While the rectangular rock that Dunn’s team uses doesn’t exactly resemble a treasure you’d buy for your sweetheart—it’s still purer than most naturally occurring diamonds because it happens to be synthetic.

diamond laser dunn

What it looks like: Although not as sparkly as an engagement ring, this synthetic diamond possesses an optical property that makes it an ideal tool to use in combination with high-powered lasers to image deep brain tissue. 

Why use diamonds? In addition to being the most popular type of engagement ring, diamonds also possess an outstanding optical property: they are able to undergo Raman scattering, which makes it possible to shift the wavelength, or color, of light.

Researchers first use a high-powered laser that produces ultra-short femtosecond pulses of light at a wavelength of 1 micrometer. They then take the output from that laser and send it to the Diamond Raman Laser. The optical properties of the diamond shift the color of the light to a longer wavelength. It’s this combination of ultra-short pulse duration with a longer wavelength that enables a more efficient way to conduct multiphoton fluorescence imaging and to see deeper into brain tissue.

Dunn and his team use this imaging technique to study stroke.

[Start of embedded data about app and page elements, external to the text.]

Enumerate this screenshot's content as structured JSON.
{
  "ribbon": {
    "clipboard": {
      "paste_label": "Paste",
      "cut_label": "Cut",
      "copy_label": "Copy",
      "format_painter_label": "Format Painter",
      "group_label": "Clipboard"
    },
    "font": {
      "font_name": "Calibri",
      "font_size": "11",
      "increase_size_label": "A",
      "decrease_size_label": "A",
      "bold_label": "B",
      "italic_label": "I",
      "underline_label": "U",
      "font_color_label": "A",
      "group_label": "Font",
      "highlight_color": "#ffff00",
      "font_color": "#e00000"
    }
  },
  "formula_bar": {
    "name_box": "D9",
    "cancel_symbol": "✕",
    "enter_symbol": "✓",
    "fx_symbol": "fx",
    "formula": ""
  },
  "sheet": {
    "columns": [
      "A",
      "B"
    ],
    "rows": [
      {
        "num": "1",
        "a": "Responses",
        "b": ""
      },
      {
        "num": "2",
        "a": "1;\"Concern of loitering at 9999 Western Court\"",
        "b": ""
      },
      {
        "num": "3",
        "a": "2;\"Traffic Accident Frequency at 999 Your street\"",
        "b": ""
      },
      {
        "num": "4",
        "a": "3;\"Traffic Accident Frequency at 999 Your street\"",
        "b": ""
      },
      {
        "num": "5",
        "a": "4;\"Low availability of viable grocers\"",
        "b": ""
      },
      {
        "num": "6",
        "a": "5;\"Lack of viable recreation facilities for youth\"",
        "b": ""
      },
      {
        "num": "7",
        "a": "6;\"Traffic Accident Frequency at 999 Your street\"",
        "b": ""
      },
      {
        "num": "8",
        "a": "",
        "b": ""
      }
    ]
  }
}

One of their goals is to create a complete 3-D map of the blood vessels of the brain in an animal model so that they can monitor what parts of the brain are affected during a stroke event, and what, if any, parts of the brain are reactivated through rehabilitation. Such an understanding could lead to improved rehabilitation therapies for stroke victims.

With the Diamond Raman Laser technique, Dunn’s team is able to monitor how complicated brain vasculature network changes over time. Researchers will be able to see how vasculature changes in a normal brain, how the brain changes during stroke, and how various types of post-stroke rehabilitation techniques (such as drug therapies or physical therapy) may influence regrowth of the brain’s blood vessels.

The Diamond Raman Laser also holds promise in neurodegenerative disease research.

“There’s growing evidence that there may be a vascular basis for Alzheimer’s,” Dunn says, “so the Diamond Raman Laser could image parts of the brain and provide mapping that could be valuable to learning how Alzheimer’s progresses.”

Not only does the Diamond Raman Laser technique allow for imaging to be done in live animal models, it’s also more affordable. Current commercial laser methods that are able to image deep brain tissue cost hundreds of thousands of dollars, while the Diamond Raman Laser cost about $10K to build.

Andrew Dunn directs the UT Austin Center for Emerging Imaging Technologies, which brings together researchers, engineers, physicians, and scientists to build on strengths in optical imaging, biomedical optics, ultrasound, and image processing to create novel imaging approaches for understanding basic biological processes as well as clinical applications in the diagnosis and treatment of diseases.